Baricitinib/remdesivir provides measurable benefit to certain hospitalized patients with COVID-19 who require supplemental oxygen, especially those receiving high-flow oxygen or noninvasive ventilation. Currently, there are no recommendations from the Infectious Diseases Society of America or the National Institutes of Health (NIH) for baricitinib/remdesivir.5,6 Current NIH COVID-19 treatment guidelines recommend dexamethasone with or without remdesivir as options for patients hospitalized and requiring supplemental oxygen or oxygen delivery through a high-flow device or noninvasive ventilation, and dexamethasone alone for patients requiring invasive mechanical ventilation or ECMO.6 Dexamethasone has been reported to reduce 28-day mortality among patients receiving either invasive mechanical ventilation or oxygen alone (29.3% vs. 41.4%).7 Baricitinib/remdesivir provides another therapeutic option in this COVID-19 population.
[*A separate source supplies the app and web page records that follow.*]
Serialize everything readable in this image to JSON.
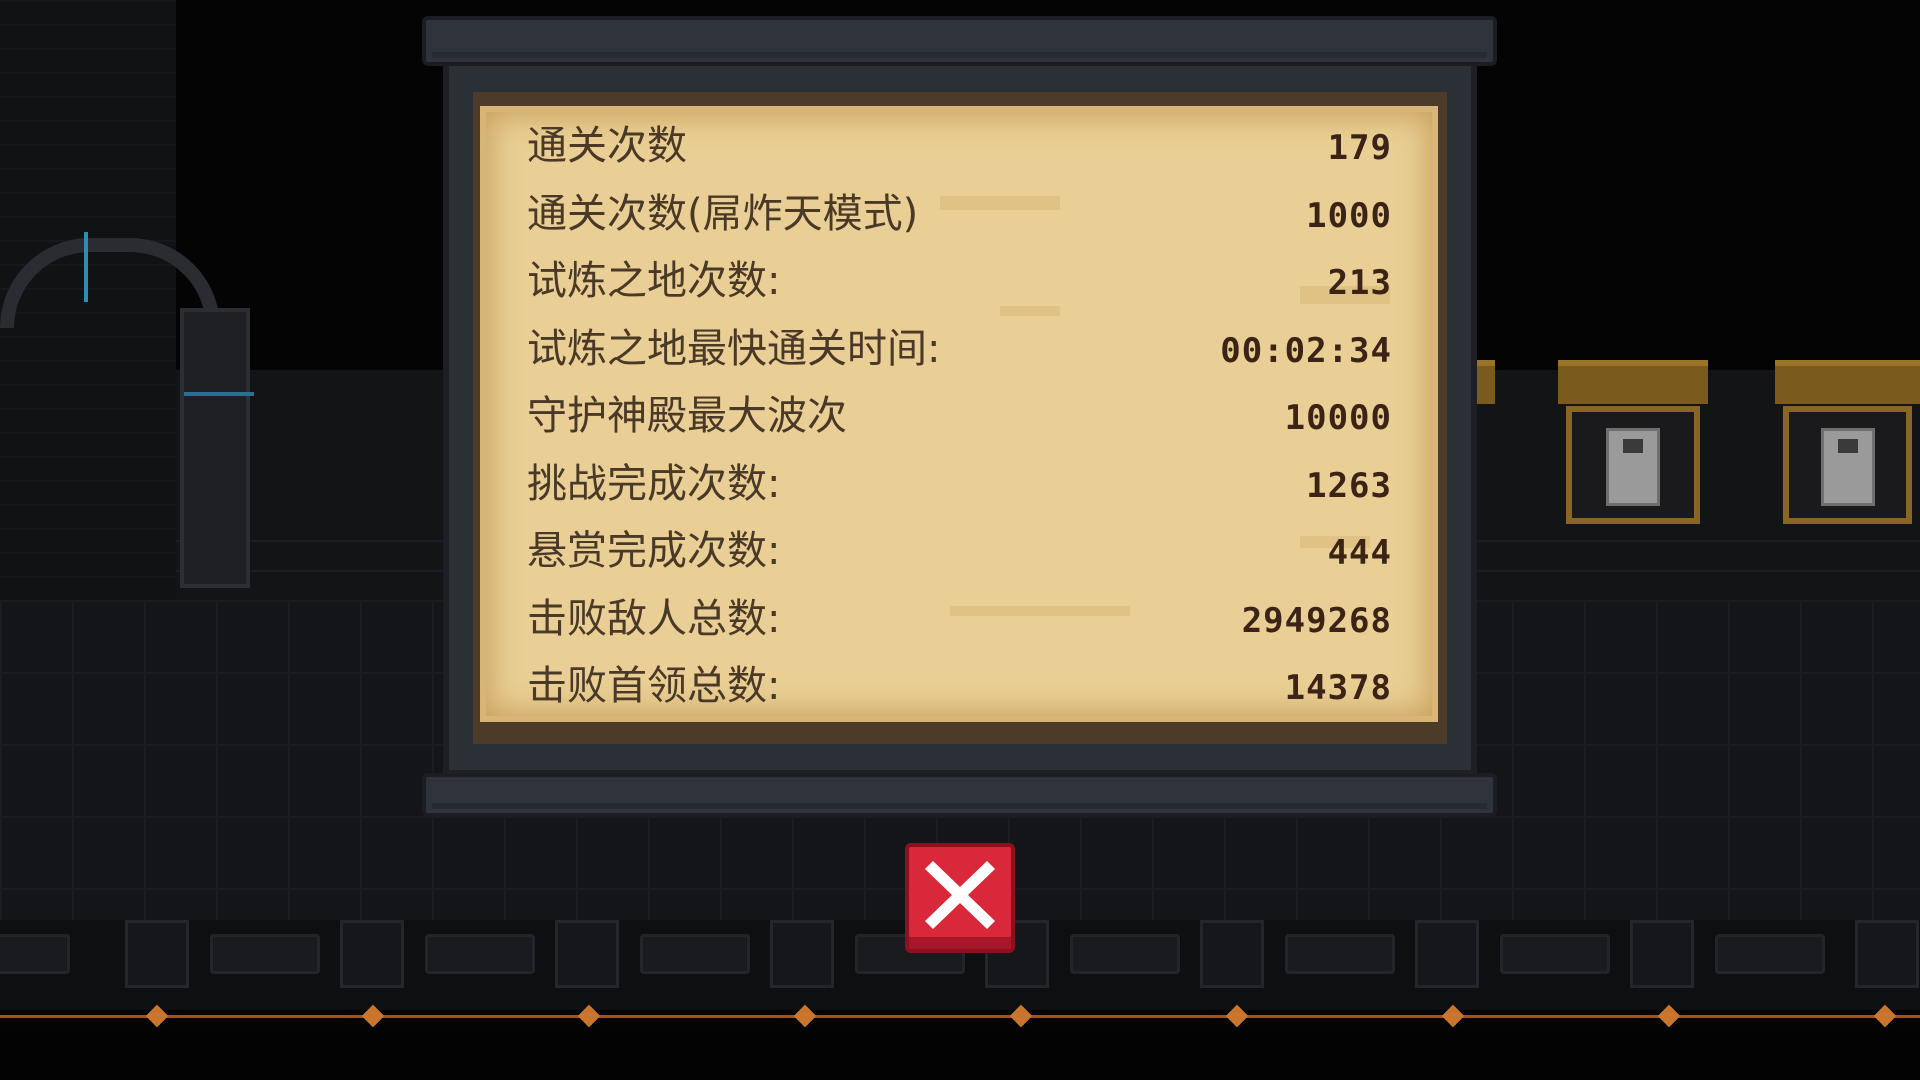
{
  "stats_panel": {
    "rows": [
      {
        "label": "通关次数",
        "value": "179"
      },
      {
        "label": "通关次数(屌炸天模式)",
        "value": "1000"
      },
      {
        "label": "试炼之地次数:",
        "value": "213"
      },
      {
        "label": "试炼之地最快通关时间:",
        "value": "00:02:34"
      },
      {
        "label": "守护神殿最大波次",
        "value": "10000"
      },
      {
        "label": "挑战完成次数:",
        "value": "1263"
      },
      {
        "label": "悬赏完成次数:",
        "value": "444"
      },
      {
        "label": "击败敌人总数:",
        "value": "2949268"
      },
      {
        "label": "击败首领总数:",
        "value": "14378"
      }
    ]
  },
  "close_button": {
    "icon": "close-icon",
    "color": "#d8283a"
  },
  "colors": {
    "parchment": "#e9cf95",
    "text": "#4a3926",
    "frame": "#2f333b"
  }
}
  1. U.S. Food & Drug Administration. Coronavirus (COVID-19) update: FDA authorizes drug combination for treatment of COVID-19. Nov. 19, 2020.
  2. U.S. Food & Drug Administration. Frequently asked questions on the emergency use authorization for Olumiant (baricitinib) in combination with Veklury (remdesivir) for treatment of mild to moderate COVID-19. Nov. 19, 2020.
  3. Eli Lilly and Company. Fact sheet for healthcare providers. Emergency use authorization (EUA) of baricitinib. November 2020.
  4. Kalil AC, Patterson TF, Mehta AK, et al. Baricitinib plus remdesivir for hospitalized adults with COVID-19. N Engl J Med 2020; Dec 11;NEJMoa2031994. doi: 10.1056/NEJMoa2031994. [Online ahead of print].
  5. Infectious Diseases Society of America. Infectious Diseases Society of America guidelines on the treatment and management of patients with COVID-19. Last updated Dec. 2, 2020.
  6. National Institutes of Health. Therapeutic management of patients with COVID-19. Last updated Dec. 3, 2020.
  7. RECOVERY Collaborative Group; Horby P, Lim WS, Emberson JR, et al. Dexamethasone in hospitalized patients with COVID-19 - Preliminary report. N Engl J Med 2020; Jul 17;NEJMoa2021436. doi: 10.1056/NEJMoa2021436. [Online ahead of print].